James D. Hansen, Harold R. Moffitt, Dennis J. Albano, Millie L. Heidt, Stephen R. Drake, and Jacqueline L. Robertson

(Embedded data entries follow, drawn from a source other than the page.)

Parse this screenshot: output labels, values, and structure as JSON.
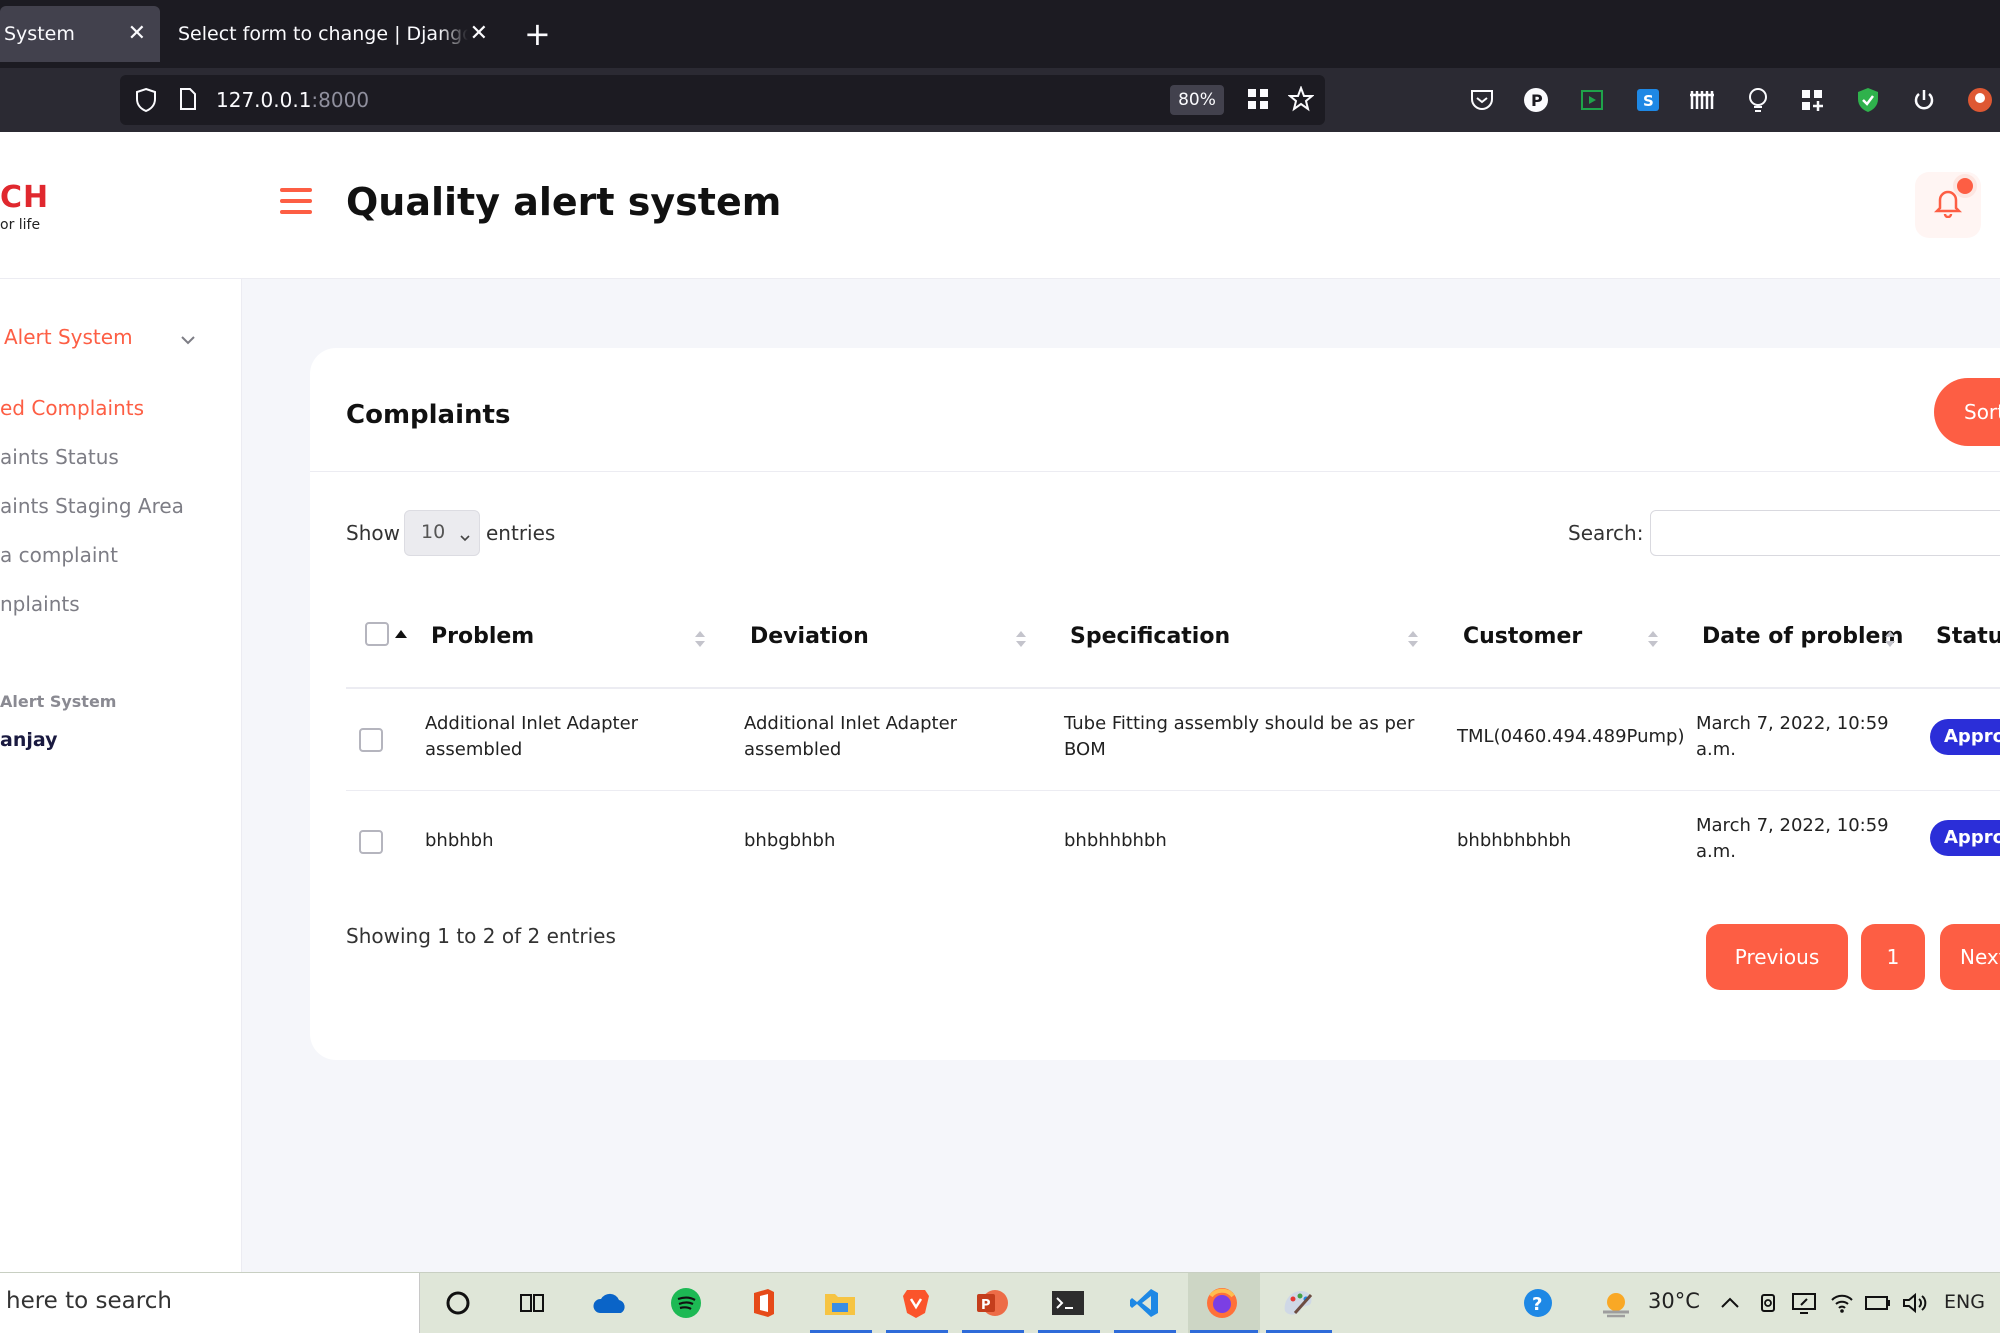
{
  "browser": {
    "tabs": [
      {
        "title": "System",
        "active": true
      },
      {
        "title": "Select form to change | Django site",
        "active": false
      }
    ],
    "url_host": "127.0.0.1",
    "url_port": ":8000",
    "zoom": "80%"
  },
  "header": {
    "logo_main": "CH",
    "logo_sub": "or life",
    "title": "Quality alert system"
  },
  "sidebar": {
    "group_label": "Alert System",
    "items": [
      {
        "label": "ed Complaints",
        "active": true
      },
      {
        "label": "aints Status",
        "active": false
      },
      {
        "label": "aints Staging Area",
        "active": false
      },
      {
        "label": " a complaint",
        "active": false
      },
      {
        "label": "nplaints",
        "active": false
      }
    ],
    "section_label": "Alert System",
    "user_name": "anjay"
  },
  "card": {
    "title": "Complaints",
    "sort_button": "Sort",
    "show_label": "Show",
    "page_length": "10",
    "entries_label": "entries",
    "search_label": "Search:",
    "search_value": "",
    "columns": [
      "Problem",
      "Deviation",
      "Specification",
      "Customer",
      "Date of problem",
      "Status"
    ],
    "rows": [
      {
        "problem": "Additional Inlet Adapter assembled",
        "deviation": "Additional Inlet Adapter assembled",
        "specification": "Tube Fitting assembly should be as per BOM",
        "customer": "TML(0460.494.489Pump)",
        "date": "March 7, 2022, 10:59 a.m.",
        "status": "Approved"
      },
      {
        "problem": "bhbhbh",
        "deviation": "bhbgbhbh",
        "specification": "bhbhhbhbh",
        "customer": "bhbhbhbhbh",
        "date": "March 7, 2022, 10:59 a.m.",
        "status": "Approved"
      }
    ],
    "info": "Showing 1 to 2 of 2 entries",
    "pagination": {
      "previous": "Previous",
      "current": "1",
      "next": "Next"
    }
  },
  "taskbar": {
    "search_placeholder": "here to search",
    "temperature": "30°C",
    "language": "ENG"
  },
  "colors": {
    "accent": "#fd5e44",
    "badge": "#2b2ed8",
    "browser_dark": "#1c1b22"
  }
}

Confirmatory tests were performed on a two-component quarantine treatment against the codling moth (Cydia pomonella L.) (Lepidoptera: Tortricidae) for seven apple [Malus sylvestris (L.) var. domestica (Borkh.) Mansf.] cultivars ('Delicious,' `Golden Delicious,' `Braeburn,' `Fuji,' `Gala,' `Jonagold,' and `Granny Smith') intended for export to Japan and Korea. Treatment consists of a 55-day cold storage at 40 °F (2.2 °C) or below, followed by a 2-hour methyl bromide fumigation (0.056 oz/ft3 or 56 g·m-3) at 50 °F (10 °C). No eggs or larvae survived this treatment. Comparison tests were conducted on all cultivars to demonstrate no difference in insect responses between a previously accepted cultivar and proposed cultivars. Concentration-mortality responses were determined for each of the components and no statistical differences were found in the regression slopes of pest mortality with controlling variable (either cold exposure or fumigation) among all cultivars. Descriptive mathematical models, developed for the effects of cold storage on egg mortality and for methyl bromide fumigation on larvae mortality, were sigmoid curve equations.